*** Opening Source material ***

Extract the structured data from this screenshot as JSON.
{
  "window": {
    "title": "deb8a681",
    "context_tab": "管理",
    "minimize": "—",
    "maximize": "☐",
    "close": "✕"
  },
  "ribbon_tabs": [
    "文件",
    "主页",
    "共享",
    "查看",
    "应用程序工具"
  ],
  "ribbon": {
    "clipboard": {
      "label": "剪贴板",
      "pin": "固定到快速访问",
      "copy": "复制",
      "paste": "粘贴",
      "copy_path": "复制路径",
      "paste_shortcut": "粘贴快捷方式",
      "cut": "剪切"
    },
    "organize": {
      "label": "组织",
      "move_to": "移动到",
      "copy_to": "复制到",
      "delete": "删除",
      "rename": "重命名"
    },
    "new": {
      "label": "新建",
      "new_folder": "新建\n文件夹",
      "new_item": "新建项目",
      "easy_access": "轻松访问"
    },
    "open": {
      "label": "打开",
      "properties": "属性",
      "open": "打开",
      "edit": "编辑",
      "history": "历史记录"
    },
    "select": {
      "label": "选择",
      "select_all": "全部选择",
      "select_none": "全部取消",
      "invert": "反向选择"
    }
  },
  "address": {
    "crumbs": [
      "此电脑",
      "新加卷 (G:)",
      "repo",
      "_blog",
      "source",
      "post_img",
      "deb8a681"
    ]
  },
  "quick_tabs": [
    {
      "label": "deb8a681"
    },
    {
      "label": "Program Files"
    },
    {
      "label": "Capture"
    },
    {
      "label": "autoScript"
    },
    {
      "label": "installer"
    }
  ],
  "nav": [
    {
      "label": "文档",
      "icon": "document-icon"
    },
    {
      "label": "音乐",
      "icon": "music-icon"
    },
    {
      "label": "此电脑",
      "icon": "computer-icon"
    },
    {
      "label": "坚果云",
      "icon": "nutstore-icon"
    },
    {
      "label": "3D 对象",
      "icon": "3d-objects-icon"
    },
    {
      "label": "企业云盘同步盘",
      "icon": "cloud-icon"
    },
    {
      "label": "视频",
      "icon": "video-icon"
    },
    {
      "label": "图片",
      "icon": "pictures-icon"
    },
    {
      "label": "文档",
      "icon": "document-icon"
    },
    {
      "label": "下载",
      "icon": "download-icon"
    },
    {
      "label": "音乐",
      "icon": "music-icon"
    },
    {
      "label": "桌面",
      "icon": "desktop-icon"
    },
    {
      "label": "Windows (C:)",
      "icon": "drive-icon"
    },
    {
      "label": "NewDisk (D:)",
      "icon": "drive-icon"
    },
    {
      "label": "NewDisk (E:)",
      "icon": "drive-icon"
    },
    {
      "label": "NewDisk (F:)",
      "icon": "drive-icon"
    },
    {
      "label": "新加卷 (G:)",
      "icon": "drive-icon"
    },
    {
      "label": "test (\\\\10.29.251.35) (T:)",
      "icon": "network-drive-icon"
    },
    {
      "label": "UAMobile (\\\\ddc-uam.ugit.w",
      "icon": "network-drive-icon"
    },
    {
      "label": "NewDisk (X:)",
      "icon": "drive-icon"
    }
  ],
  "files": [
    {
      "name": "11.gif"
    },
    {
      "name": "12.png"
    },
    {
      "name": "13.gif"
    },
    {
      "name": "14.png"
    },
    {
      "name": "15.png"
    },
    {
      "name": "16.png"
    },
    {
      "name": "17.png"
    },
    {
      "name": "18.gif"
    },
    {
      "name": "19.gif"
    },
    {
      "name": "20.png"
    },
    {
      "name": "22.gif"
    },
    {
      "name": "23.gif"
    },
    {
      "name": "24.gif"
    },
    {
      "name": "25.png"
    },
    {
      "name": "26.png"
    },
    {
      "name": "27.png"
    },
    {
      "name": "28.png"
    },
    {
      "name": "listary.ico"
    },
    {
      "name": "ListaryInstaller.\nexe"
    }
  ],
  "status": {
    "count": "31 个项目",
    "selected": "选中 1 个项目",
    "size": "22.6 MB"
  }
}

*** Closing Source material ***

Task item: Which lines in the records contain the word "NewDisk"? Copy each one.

Solution:
      "label": "NewDisk (D:)",
      "label": "NewDisk (E:)",
      "label": "NewDisk (F:)",
      "label": "NewDisk (X:)",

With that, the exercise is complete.